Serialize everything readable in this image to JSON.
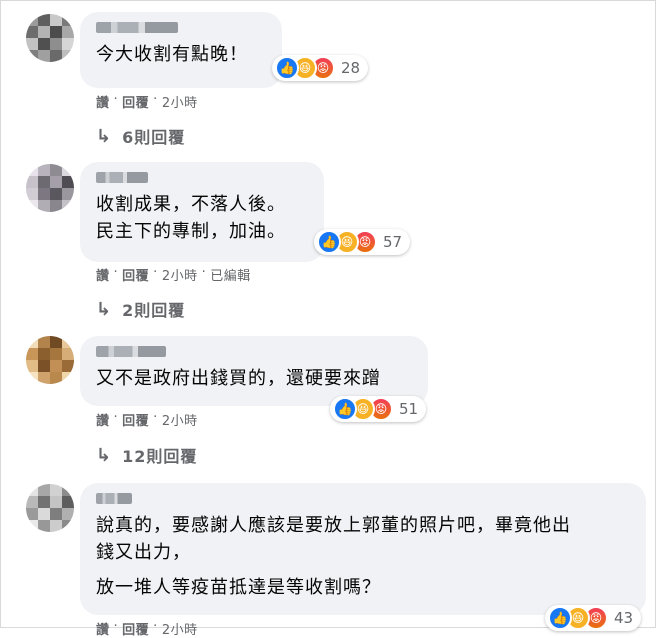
{
  "comments": [
    {
      "text_lines": [
        "今大收割有點晚！"
      ],
      "reaction_count": "28",
      "meta": {
        "like": "讚",
        "reply": "回覆",
        "time": "2小時",
        "edited": ""
      },
      "replies_label": "6則回覆"
    },
    {
      "text_lines": [
        "收割成果，不落人後。",
        "民主下的專制，加油。"
      ],
      "reaction_count": "57",
      "meta": {
        "like": "讚",
        "reply": "回覆",
        "time": "2小時",
        "edited": "已編輯"
      },
      "replies_label": "2則回覆"
    },
    {
      "text_lines": [
        "又不是政府出錢買的，還硬要來蹭"
      ],
      "reaction_count": "51",
      "meta": {
        "like": "讚",
        "reply": "回覆",
        "time": "2小時",
        "edited": ""
      },
      "replies_label": "12則回覆"
    },
    {
      "text_lines": [
        "說真的，要感謝人應該是要放上郭董的照片吧，畢竟他出",
        "錢又出力，",
        "放一堆人等疫苗抵達是等收割嗎？"
      ],
      "reaction_count": "43",
      "meta": {
        "like": "讚",
        "reply": "回覆",
        "time": "2小時",
        "edited": ""
      },
      "replies_label": ""
    }
  ],
  "icons": {
    "like": "thumbs-up-icon",
    "haha": "laughing-face-icon",
    "angry": "angry-face-icon",
    "reply_arrow": "reply-arrow-icon"
  },
  "colors": {
    "bubble": "#f0f2f5",
    "meta_text": "#65676b",
    "like_blue": "#1877f2"
  }
}
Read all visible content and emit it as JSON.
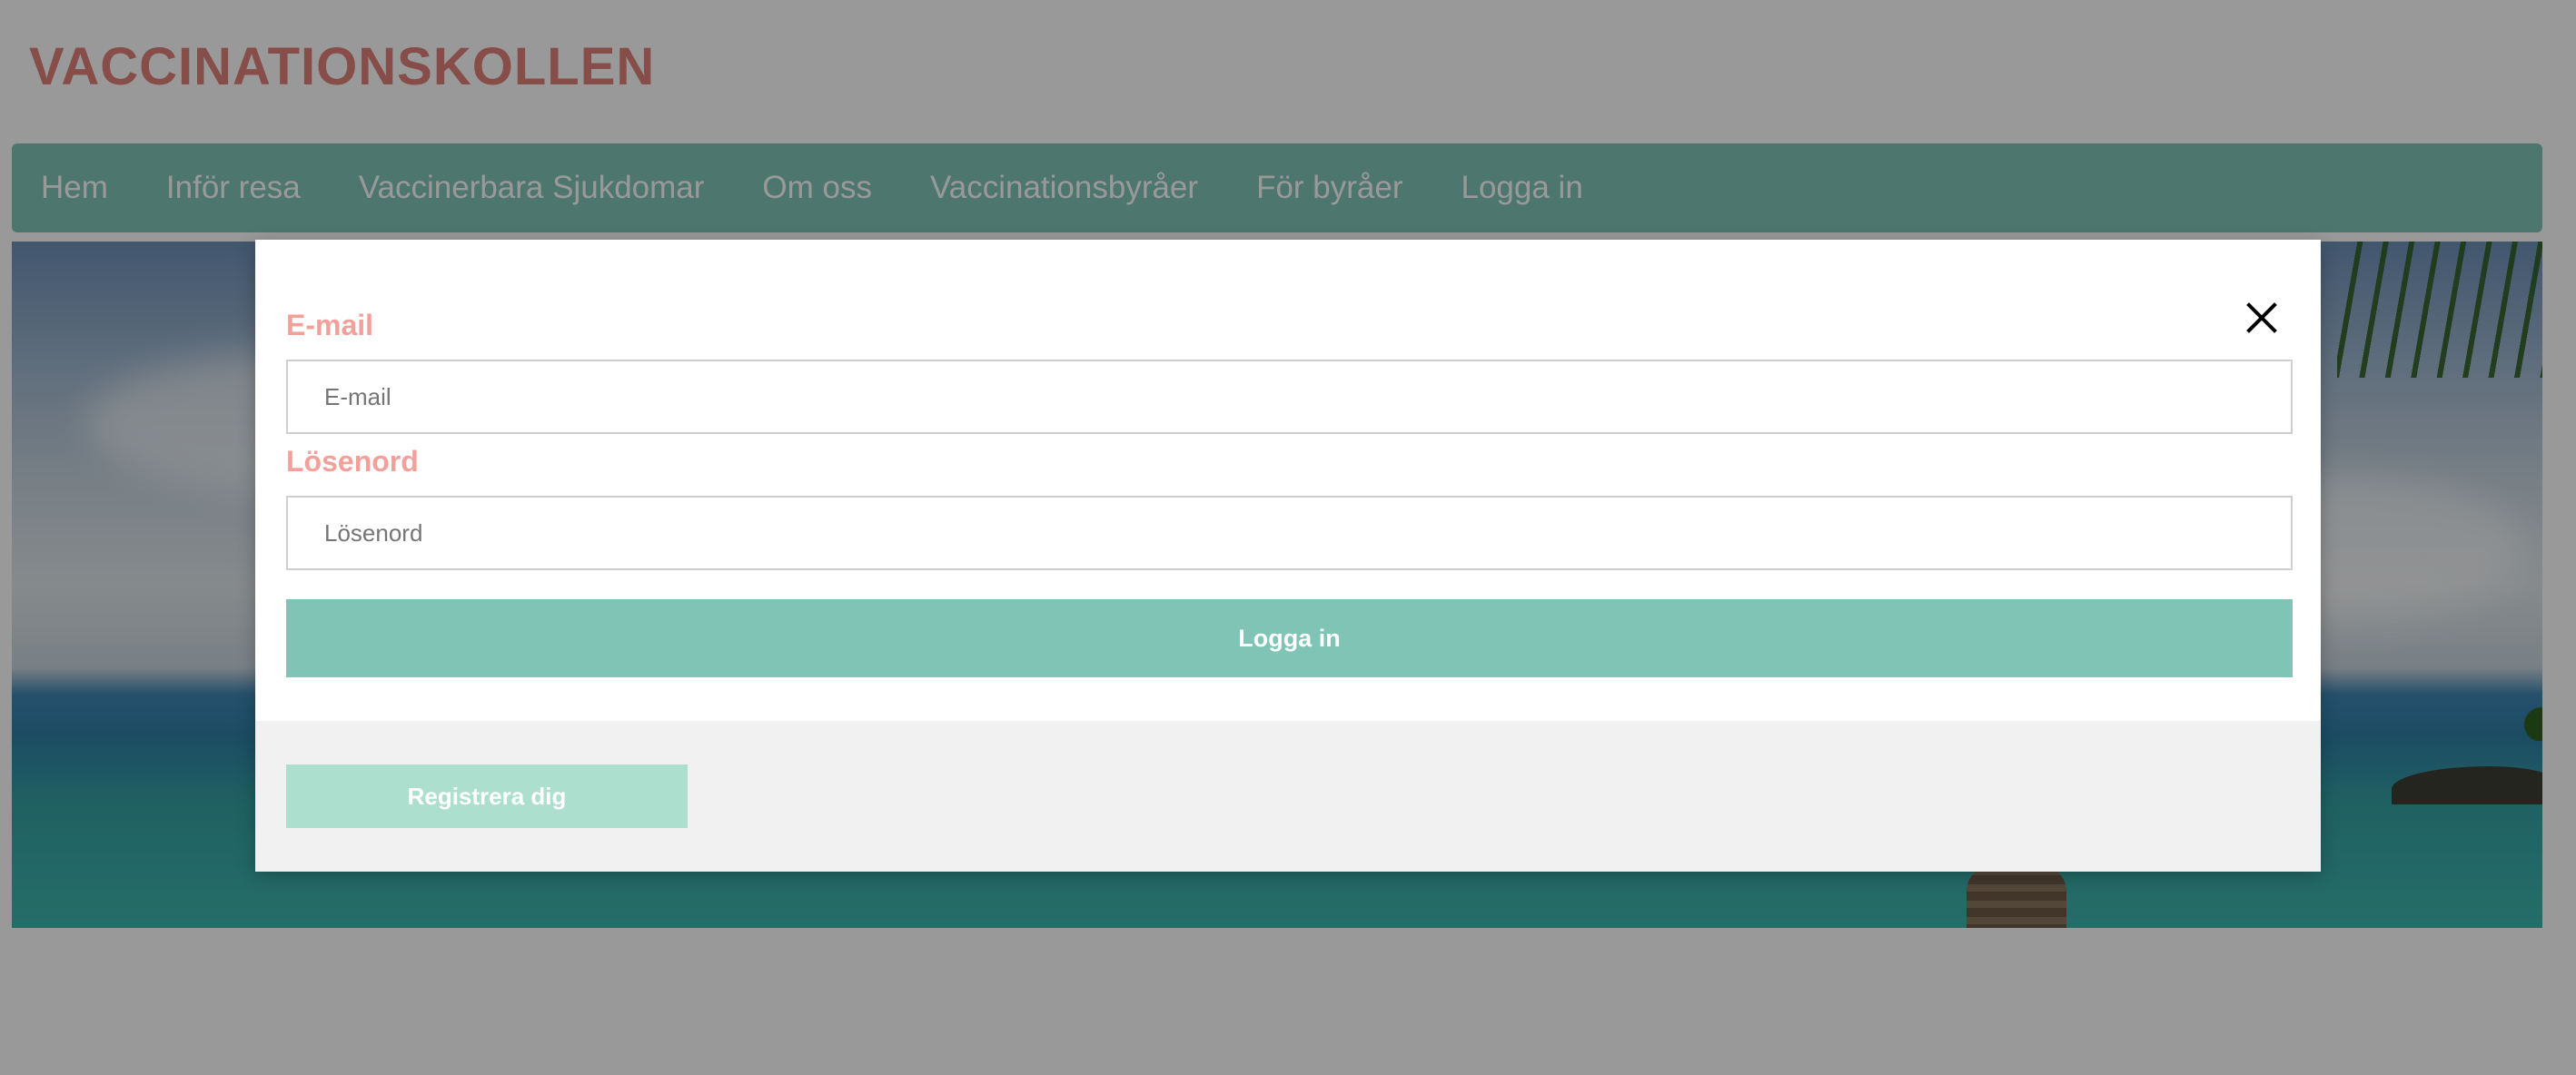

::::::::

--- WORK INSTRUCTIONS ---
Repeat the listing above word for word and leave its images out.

--- RESULT ---
Serialize everything readable in this image to JSON.
{
  "comments": [
    {
      "text_lines": [
        "今大收割有點晚！"
      ],
      "reaction_count": "28",
      "meta": {
        "like": "讚",
        "reply": "回覆",
        "time": "2小時",
        "edited": ""
      },
      "replies_label": "6則回覆"
    },
    {
      "text_lines": [
        "收割成果，不落人後。",
        "民主下的專制，加油。"
      ],
      "reaction_count": "57",
      "meta": {
        "like": "讚",
        "reply": "回覆",
        "time": "2小時",
        "edited": "已編輯"
      },
      "replies_label": "2則回覆"
    },
    {
      "text_lines": [
        "又不是政府出錢買的，還硬要來蹭"
      ],
      "reaction_count": "51",
      "meta": {
        "like": "讚",
        "reply": "回覆",
        "time": "2小時",
        "edited": ""
      },
      "replies_label": "12則回覆"
    },
    {
      "text_lines": [
        "說真的，要感謝人應該是要放上郭董的照片吧，畢竟他出",
        "錢又出力，",
        "放一堆人等疫苗抵達是等收割嗎？"
      ],
      "reaction_count": "43",
      "meta": {
        "like": "讚",
        "reply": "回覆",
        "time": "2小時",
        "edited": ""
      },
      "replies_label": ""
    }
  ],
  "icons": {
    "like": "thumbs-up-icon",
    "haha": "laughing-face-icon",
    "angry": "angry-face-icon",
    "reply_arrow": "reply-arrow-icon"
  },
  "colors": {
    "bubble": "#f0f2f5",
    "meta_text": "#65676b",
    "like_blue": "#1877f2"
  }
}
Read all visible content and emit it as JSON.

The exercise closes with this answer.